Everest Medicines and Singapore’s Experimental Drug Development Centre (EDDC) entered a global licensing agreement under which Everest will obtain exclusive worldwide rights to develop, manufacture and commercialize EDDC’s series of viral 3C-like (3CL) protease inhibitors as potentially best-in-class COVID-19 oral antiviral treatments. EDDC is Singapore’s national platform for drug discovery and development and is hosted by the Agency for Science, Technology and Research (A*STAR).
Under the agreement, Everest obtains exclusive global rights to EDDC’s series of 3CL protease inhibitors that have demonstrated potent in-vitro activity against sar -CoV-2 and its variants, as well as other coronaviruses such as MERS. Everest has full rights to sub-license the drug further and will receive full technology transfer .

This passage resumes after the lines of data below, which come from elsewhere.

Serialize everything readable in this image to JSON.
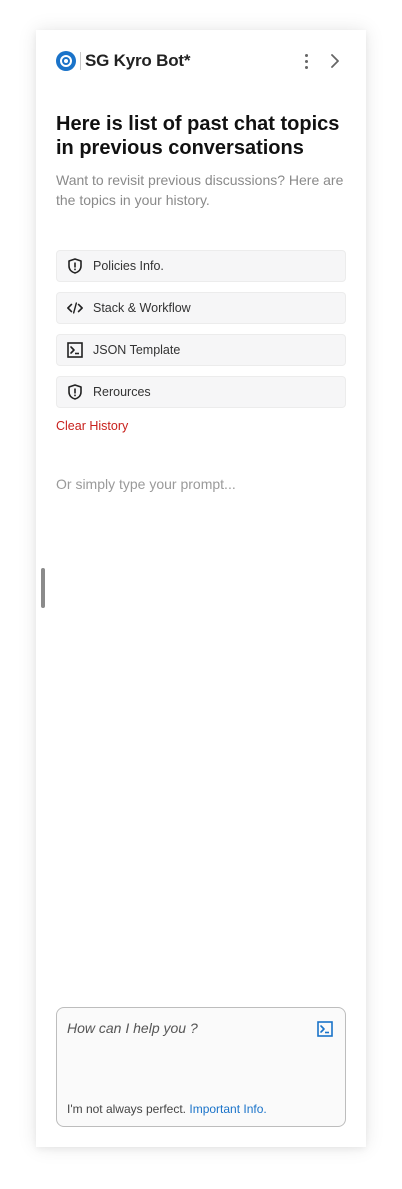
{
  "header": {
    "title": "SG Kyro Bot*",
    "brand_color": "#1a73c9",
    "menu_icon": "kebab-icon",
    "collapse_icon": "chevron-right-icon"
  },
  "intro": {
    "heading": "Here is list of past chat topics in previous conversations",
    "subheading": "Want to revisit previous discussions? Here are the topics in your history."
  },
  "topics": [
    {
      "label": "Policies Info.",
      "icon": "shield-icon"
    },
    {
      "label": "Stack & Workflow",
      "icon": "code-icon"
    },
    {
      "label": "JSON Template",
      "icon": "terminal-icon"
    },
    {
      "label": "Rerources",
      "icon": "shield-icon"
    }
  ],
  "clear_history": {
    "label": "Clear History",
    "color": "#c8201c"
  },
  "prompt_hint": "Or simply type your prompt...",
  "input": {
    "placeholder": "How can I help you ?",
    "send_icon": "send-terminal-icon",
    "disclaimer_text": "I'm not always perfect.",
    "disclaimer_link": "Important Info."
  }
}
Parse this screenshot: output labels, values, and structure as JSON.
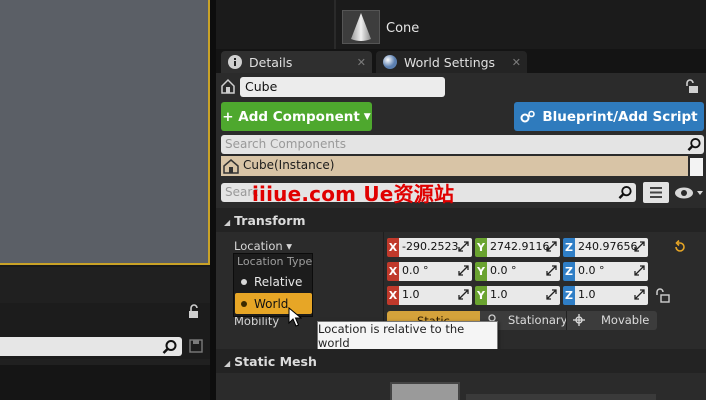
{
  "top_panel": {
    "item_label": "Cone"
  },
  "tabs": [
    {
      "label": "Details"
    },
    {
      "label": "World Settings"
    }
  ],
  "details": {
    "name_value": "Cube",
    "add_component_label": "+ Add Component",
    "blueprint_script_label": "Blueprint/Add Script",
    "search_components_placeholder": "Search Components",
    "instance_label": "Cube(Instance)",
    "search_details_placeholder": "Searc",
    "watermark": "iiiue.com  Ue资源站"
  },
  "transform": {
    "header": "Transform",
    "location_label": "Location ▾",
    "location_type_menu": {
      "title": "Location Type",
      "items": [
        "Relative",
        "World"
      ],
      "selected": "World"
    },
    "location": {
      "x": "-290.2523",
      "y": "2742.9116",
      "z": "240.97656"
    },
    "rotation": {
      "x": "0.0 °",
      "y": "0.0 °",
      "z": "0.0 °"
    },
    "scale": {
      "x": "1.0",
      "y": "1.0",
      "z": "1.0"
    },
    "mobility_label": "Mobility",
    "mobility_options": [
      "Static",
      "Stationary",
      "Movable"
    ],
    "mobility_selected": "Static",
    "tooltip": "Location is relative to the world"
  },
  "static_mesh": {
    "header": "Static Mesh"
  },
  "axis_labels": {
    "x": "X",
    "y": "Y",
    "z": "Z"
  },
  "colors": {
    "add_component": "#4ea82e",
    "blueprint": "#2f7bbd",
    "selection": "#e7a626",
    "axis_x": "#c0392b",
    "axis_y": "#6aa330",
    "axis_z": "#2f7ec6"
  }
}
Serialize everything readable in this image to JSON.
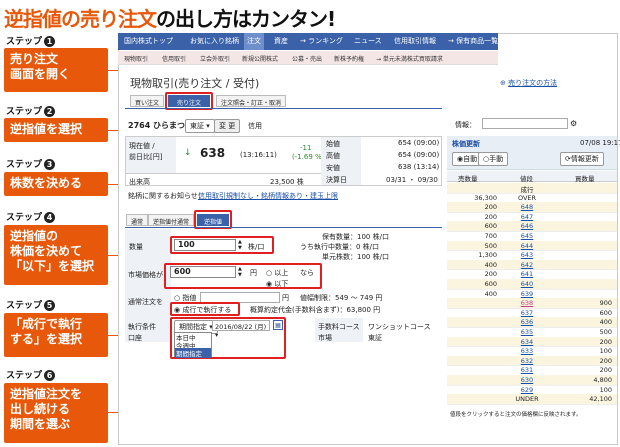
{
  "headline": {
    "orange": "逆指値の売り注文",
    "black": "の出し方はカンタン!"
  },
  "steps": [
    {
      "label": "ステップ",
      "num": "1",
      "desc": [
        "売り注文",
        "画面を開く"
      ]
    },
    {
      "label": "ステップ",
      "num": "2",
      "desc": [
        "逆指値を選択"
      ]
    },
    {
      "label": "ステップ",
      "num": "3",
      "desc": [
        "株数を決める"
      ]
    },
    {
      "label": "ステップ",
      "num": "4",
      "desc": [
        "逆指値の",
        "株価を決めて",
        "「以下」を選択"
      ]
    },
    {
      "label": "ステップ",
      "num": "5",
      "desc": [
        "「成行で執行",
        "する」を選択"
      ]
    },
    {
      "label": "ステップ",
      "num": "6",
      "desc": [
        "逆指値注文を",
        "出し続ける",
        "期間を選ぶ"
      ]
    }
  ],
  "nav": {
    "items": [
      "国内株式トップ",
      "お気に入り銘柄",
      "注文",
      "資産",
      "→ ランキング",
      "ニュース",
      "信用取引情報",
      "→ 保有商品一覧"
    ]
  },
  "subnav": {
    "items": [
      "現物取引",
      "信用取引",
      "立会外取引",
      "新規公開株式",
      "公募・売出",
      "新株予約権",
      "→ 単元未満株式買取請求"
    ]
  },
  "page": {
    "title": "現物取引(売り注文 / 受付)",
    "help_link": "売り注文の方法"
  },
  "order_tabs": [
    "買い注文",
    "売り注文",
    "注文照会・訂正・取消"
  ],
  "stock": {
    "code_name": "2764 ひらまつ",
    "market": "東証",
    "change_btn": "変 更",
    "credit": "信用"
  },
  "quote": {
    "label1": "現在値 /",
    "label2": "前日比[円]",
    "price": "638",
    "time": "(13:16:11)",
    "diff": "-11",
    "pct": "(-1.69 %)",
    "volume_label": "出来高",
    "volume": "23,500 株",
    "open_label": "始値",
    "open": "654 (09:00)",
    "high_label": "高値",
    "high": "654 (09:00)",
    "low_label": "安値",
    "low": "638 (13:14)",
    "settle_label": "決算日",
    "settle": "03/31 ・ 09/30"
  },
  "notice": {
    "label": "銘柄に関するお知らせ：",
    "link": "信用取引規制なし・銘柄情報あり・建玉上限"
  },
  "type_tabs": [
    "通常",
    "逆指値付通常",
    "逆指値"
  ],
  "qty": {
    "label": "数量",
    "value": "100",
    "unit": "株/口",
    "held": "保有数量：100 株/口",
    "pending": "うち執行中数量：0 株/口",
    "unit_shares": "単元株数：100 株/口"
  },
  "trigger": {
    "label": "市場価格が",
    "value": "600",
    "unit": "円",
    "opt1": "以上",
    "suffix": "なら",
    "opt2": "以下"
  },
  "exec": {
    "label": "通常注文を",
    "opt1": "指値",
    "unit": "円",
    "range": "値幅制限：549 〜 749 円",
    "opt2": "成行で執行する",
    "estimate": "概算約定代金(手数料含まず)：63,800 円"
  },
  "conditions": {
    "label": "執行条件",
    "period": "期間指定",
    "date": "2016/08/22 (月)",
    "fee_label": "手数料コース",
    "fee": "ワンショットコース",
    "account_label": "口座",
    "market_label": "市場",
    "market": "東証",
    "dropdown": [
      "本日中",
      "今週中",
      "期間指定"
    ]
  },
  "board": {
    "info_label": "情報：",
    "title": "株価更新",
    "date": "07/08 19:17",
    "auto": "自動",
    "manual": "手動",
    "update": "情報更新",
    "headers": [
      "売数量",
      "値段",
      "買数量"
    ],
    "top": [
      [
        "",
        "成行",
        ""
      ],
      [
        "36,300",
        "OVER",
        ""
      ]
    ],
    "rows": [
      [
        "200",
        "648",
        ""
      ],
      [
        "200",
        "647",
        ""
      ],
      [
        "600",
        "646",
        ""
      ],
      [
        "700",
        "645",
        ""
      ],
      [
        "500",
        "644",
        ""
      ],
      [
        "1,300",
        "643",
        ""
      ],
      [
        "400",
        "642",
        ""
      ],
      [
        "200",
        "641",
        ""
      ],
      [
        "600",
        "640",
        ""
      ],
      [
        "400",
        "639",
        ""
      ],
      [
        "",
        "638",
        "900"
      ],
      [
        "",
        "637",
        "600"
      ],
      [
        "",
        "636",
        "400"
      ],
      [
        "",
        "635",
        "500"
      ],
      [
        "",
        "634",
        "200"
      ],
      [
        "",
        "633",
        "100"
      ],
      [
        "",
        "632",
        "200"
      ],
      [
        "",
        "631",
        "200"
      ],
      [
        "",
        "630",
        "4,800"
      ],
      [
        "",
        "629",
        "100"
      ]
    ],
    "under": [
      "",
      "UNDER",
      "42,100"
    ],
    "note": "値段をクリックすると注文の価格欄に反映されます。"
  },
  "colors": {
    "orange": "#e8580a",
    "nav": "#3b62a8",
    "red": "#e02020"
  }
}
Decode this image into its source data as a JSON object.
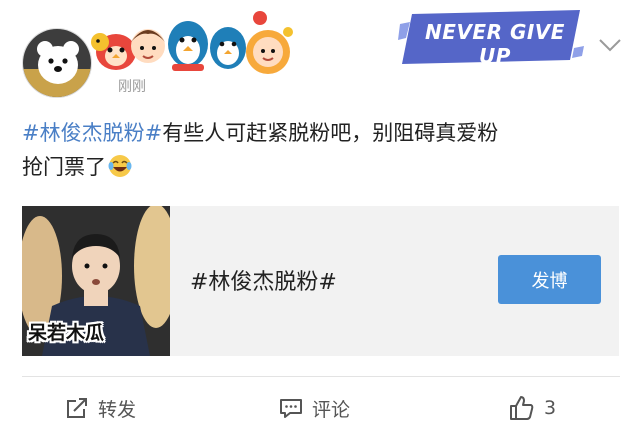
{
  "post": {
    "timestamp": "刚刚",
    "badge_text": "NEVER GIVE UP",
    "content": {
      "hashtag": "#林俊杰脱粉#",
      "text_line1": "有些人可赶紧脱粉吧，别阻碍真爱粉",
      "text_line2": "抢门票了"
    },
    "card": {
      "thumb_caption": "呆若木瓜",
      "title": "#林俊杰脱粉#",
      "button_label": "发博"
    },
    "actions": {
      "repost_label": "转发",
      "comment_label": "评论",
      "like_count": "3"
    }
  },
  "colors": {
    "hashtag": "#4a7fc6",
    "button": "#4a91d9",
    "badge": "#5566c8"
  }
}
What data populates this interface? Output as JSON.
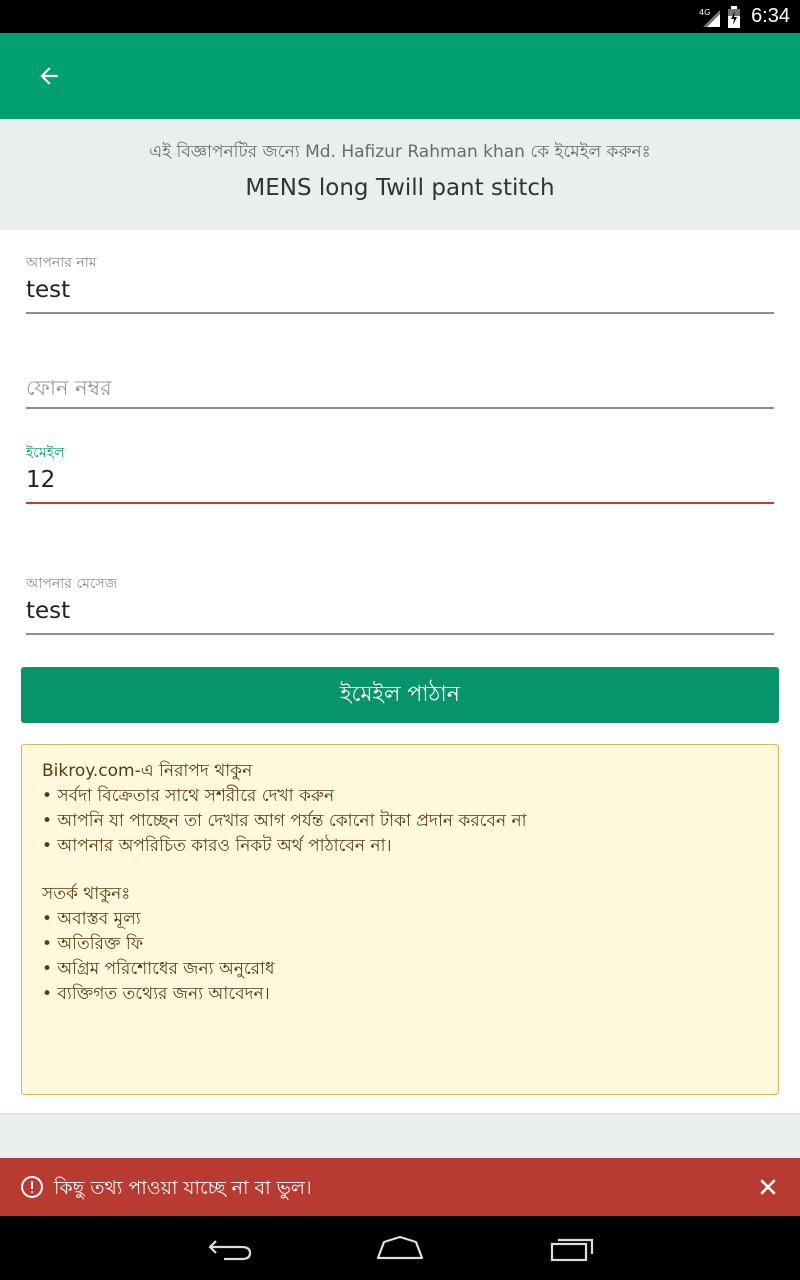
{
  "status_bar": {
    "network": "4G",
    "time": "6:34"
  },
  "app_bar": {
    "back_icon": "arrow-left-icon"
  },
  "header": {
    "subtitle": "এই বিজ্ঞাপনটির জন্যে Md. Hafizur Rahman khan কে ইমেইল করুনঃ",
    "ad_title": "MENS long Twill pant stitch"
  },
  "form": {
    "name": {
      "label": "আপনার নাম",
      "value": "test"
    },
    "phone": {
      "placeholder": "ফোন নম্বর",
      "value": ""
    },
    "email": {
      "label": "ইমেইল",
      "value": "12"
    },
    "message": {
      "label": "আপনার মেসেজ",
      "value": "test"
    },
    "send_label": "ইমেইল পাঠান"
  },
  "safety": {
    "title": "Bikroy.com-এ নিরাপদ থাকুন",
    "tips": [
      "• সর্বদা বিক্রেতার সাথে সশরীরে দেখা করুন",
      "• আপনি যা পাচ্ছেন তা দেখার আগ পর্যন্ত কোনো টাকা প্রদান করবেন না",
      "• আপনার অপরিচিত কারও নিকট অর্থ পাঠাবেন না।"
    ],
    "warning_title": "সতর্ক থাকুনঃ",
    "warnings": [
      "• অবাস্তব মূল্য",
      "• অতিরিক্ত ফি",
      "• অগ্রিম পরিশোধের জন্য অনুরোধ",
      "• ব্যক্তিগত তথ্যের জন্য আবেদন।"
    ]
  },
  "error_bar": {
    "message": "কিছু তথ্য পাওয়া যাচ্ছে না বা ভুল।"
  },
  "colors": {
    "primary": "#03a06f",
    "button": "#08946a",
    "error": "#b83a31",
    "warning_bg": "#fff8dc"
  }
}
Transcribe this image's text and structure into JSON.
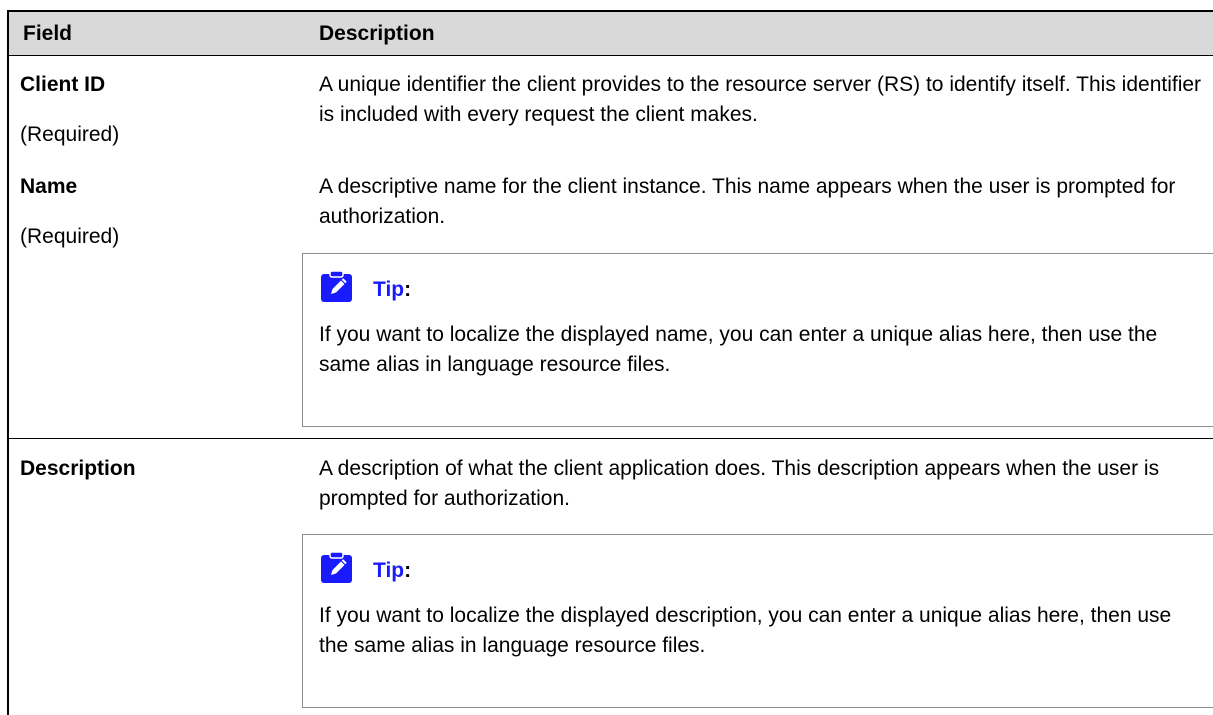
{
  "table": {
    "headers": {
      "field": "Field",
      "description": "Description"
    },
    "rows": [
      {
        "field": "Client ID",
        "required": "(Required)",
        "description": "A unique identifier the client provides to the resource server (RS) to identify itself. This identifier is included with every request the client makes."
      },
      {
        "field": "Name",
        "required": "(Required)",
        "description": "A descriptive name for the client instance. This name appears when the user is prompted for authorization.",
        "tip": {
          "label": "Tip",
          "colon": ":",
          "text": "If you want to localize the displayed name, you can enter a unique alias here, then use the same alias in language resource files."
        }
      },
      {
        "field": "Description",
        "description": "A description of what the client application does. This description appears when the user is prompted for authorization.",
        "tip": {
          "label": "Tip",
          "colon": ":",
          "text": "If you want to localize the displayed description, you can enter a unique alias here, then use the same alias in language resource files."
        }
      }
    ]
  },
  "colors": {
    "header_bg": "#d9d9d9",
    "tip_label": "#1a1aff",
    "tip_icon": "#1a1aff",
    "note_border": "#8c8c8c"
  },
  "icons": {
    "tip": "pencil-note-icon"
  }
}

Under the terms of the transaction, EDDC will receive an initial upfront payment and downstream clinical and commercial milestone payments, as well as typical royalties on net sales of products.
The lead compound is EDDC-2214, a novel and potent SARS-CoV-2 3CL protease inhibitor, which Everest will develop as an oral antiviral COVID-19 therapy. The main protease in SARS-CoV-2 is the 3CL protease. Compared to several other oral COVID-19 antivirals, EDDC-2214 exhibits better in-vitro potency and preclinical oral bioavailability . Clinical trials evaluating EDDC-2214 are expected to begin later this year.
“EDDC-2214 and future potential 3CL protease inhibitors are impactful new assets that complement our existing COVID-19 vaccine program,” said Kerry Blanchard, MD, PhD, Chief Executive Officer of Everest Medicines. “We want to offer a package against COVID-19 that has both preventative vaccines and conveniently administered infection treatments. This is a prime example of the innovative risk-sharing relationship Everest is bringing about globally. We intend to bring the drug candidate quickly and efficiently through clinical trials, in order to deliver this novel oral antiviral treatment to patients during this time of limited therapeutic options.”